> Work to be completed: Search the records below for "this" and copy every line it turns up in.

============================================================

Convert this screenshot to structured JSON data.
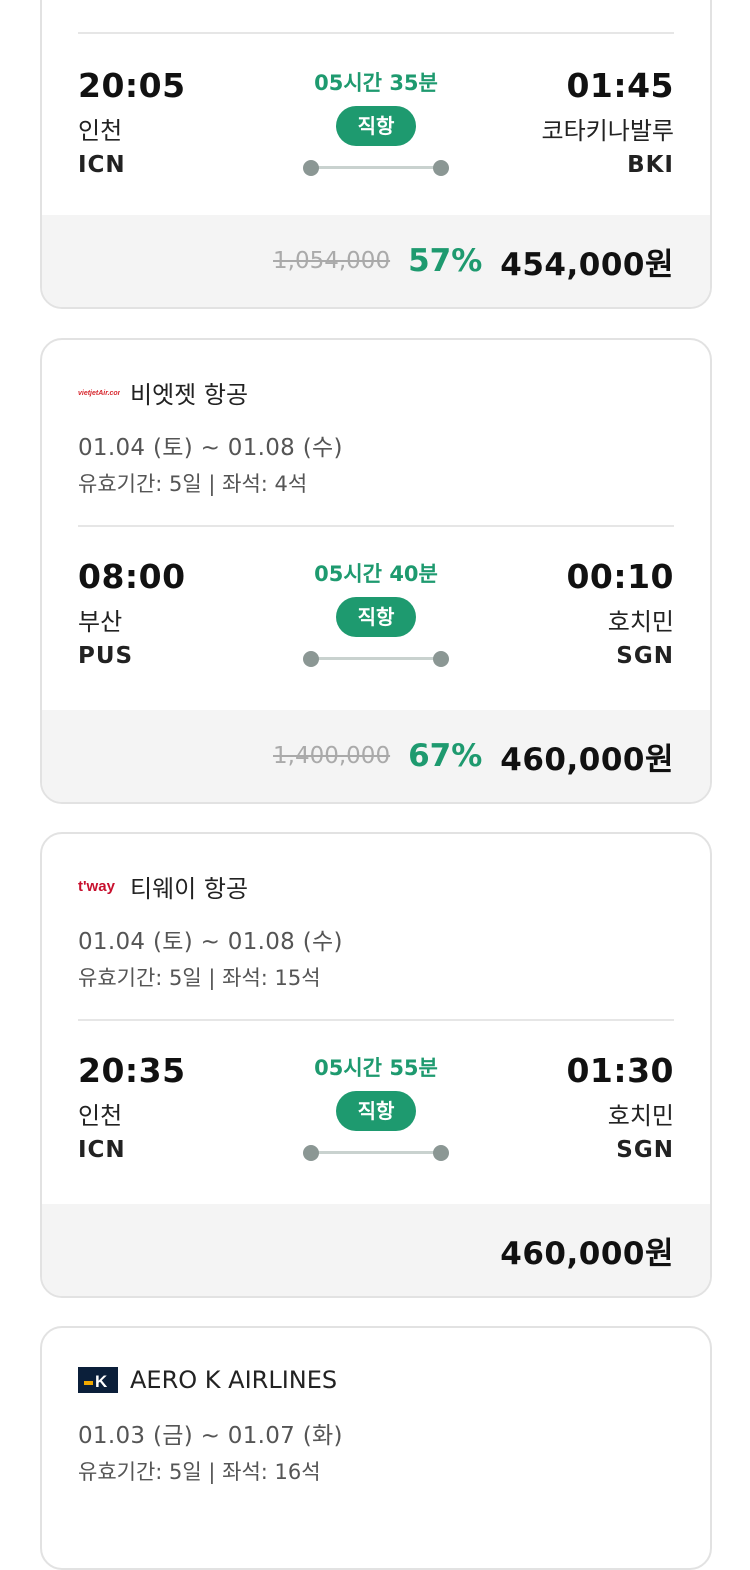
{
  "cards": [
    {
      "flight": {
        "dep_time": "20:05",
        "dep_city": "인천",
        "dep_code": "ICN",
        "duration": "05시간 35분",
        "type": "직항",
        "arr_time": "01:45",
        "arr_city": "코타키나발루",
        "arr_code": "BKI"
      },
      "price": {
        "original": "1,054,000",
        "discount": "57%",
        "final": "454,000원"
      }
    },
    {
      "airline": {
        "name": "비엣젯 항공",
        "logo_icon": "vietjet-logo-icon",
        "logo_text": "vietjetAir.com",
        "logo_color": "#d7262d"
      },
      "dates": "01.04 (토) ~ 01.08 (수)",
      "validity": "유효기간: 5일 | 좌석: 4석",
      "flight": {
        "dep_time": "08:00",
        "dep_city": "부산",
        "dep_code": "PUS",
        "duration": "05시간 40분",
        "type": "직항",
        "arr_time": "00:10",
        "arr_city": "호치민",
        "arr_code": "SGN"
      },
      "price": {
        "original": "1,400,000",
        "discount": "67%",
        "final": "460,000원"
      }
    },
    {
      "airline": {
        "name": "티웨이 항공",
        "logo_icon": "tway-logo-icon",
        "logo_text": "t'way",
        "logo_color": "#c8102e"
      },
      "dates": "01.04 (토) ~ 01.08 (수)",
      "validity": "유효기간: 5일 | 좌석: 15석",
      "flight": {
        "dep_time": "20:35",
        "dep_city": "인천",
        "dep_code": "ICN",
        "duration": "05시간 55분",
        "type": "직항",
        "arr_time": "01:30",
        "arr_city": "호치민",
        "arr_code": "SGN"
      },
      "price": {
        "final": "460,000원"
      }
    },
    {
      "airline": {
        "name": "AERO K AIRLINES",
        "logo_icon": "aerok-logo-icon",
        "logo_text": "K",
        "logo_color": "#0b1f3a"
      },
      "dates": "01.03 (금) ~ 01.07 (화)",
      "validity": "유효기간: 5일 | 좌석: 16석"
    }
  ],
  "colors": {
    "accent": "#1e9a6f",
    "price_bg": "#f4f4f4",
    "strike": "#aaaaaa"
  }
}
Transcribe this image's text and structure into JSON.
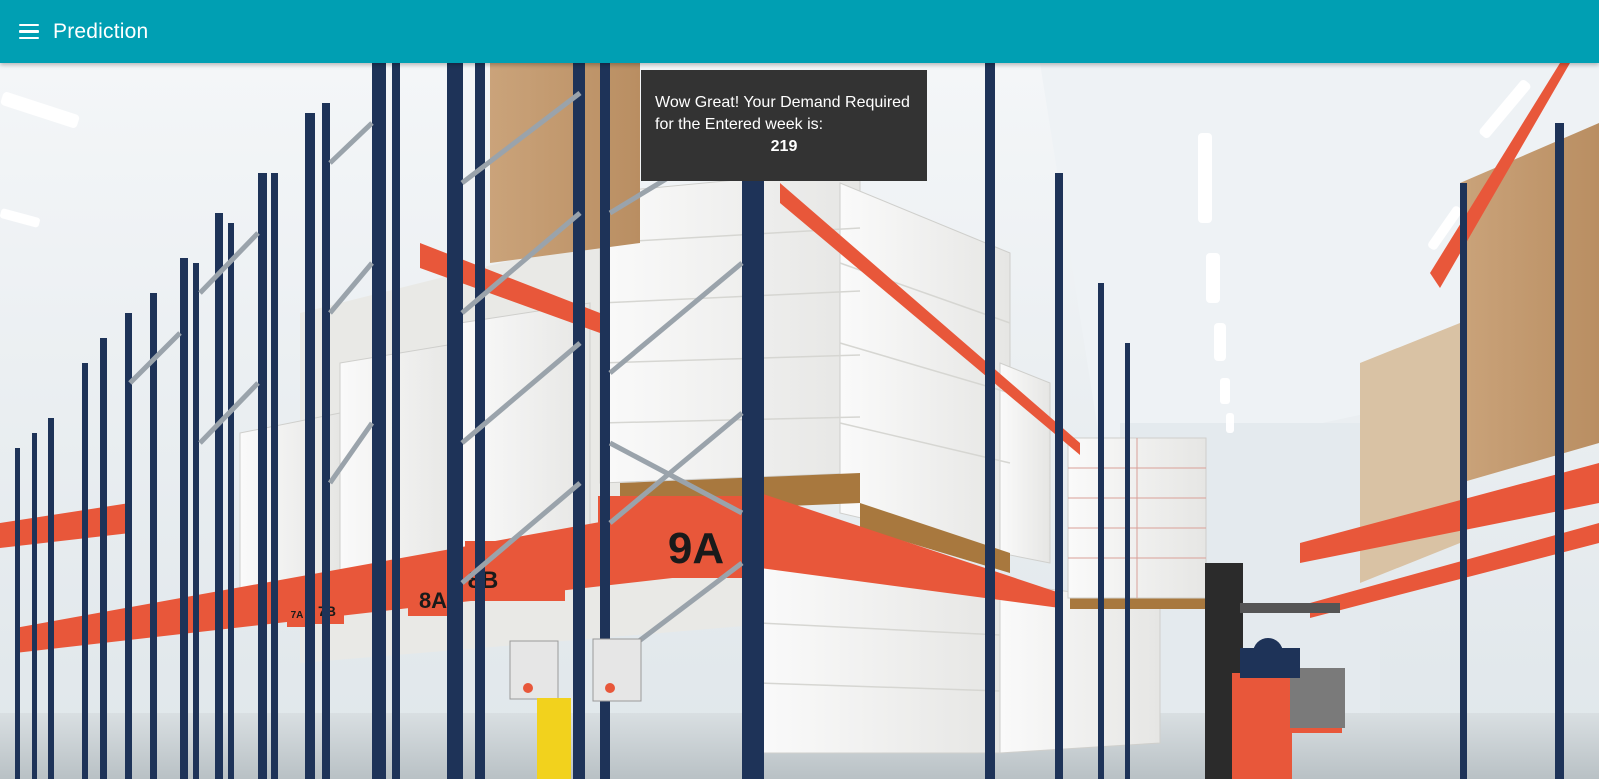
{
  "appbar": {
    "title": "Prediction",
    "menu_icon": "hamburger-menu-icon",
    "background_color": "#009fb3"
  },
  "result": {
    "message": "Wow Great! Your Demand Required for the Entered week is:",
    "value": "219"
  },
  "background": {
    "description_icon": "warehouse-image",
    "rack_labels": [
      "9A",
      "8B",
      "8A",
      "7B",
      "7A"
    ],
    "colors": {
      "rack_blue": "#1e3358",
      "rack_orange": "#e8573a",
      "boxes": "#f2f2f0"
    }
  }
}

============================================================

> Problem solution:
Convert this screenshot to structured JSON data.
Transcribe this image's text and structure into JSON.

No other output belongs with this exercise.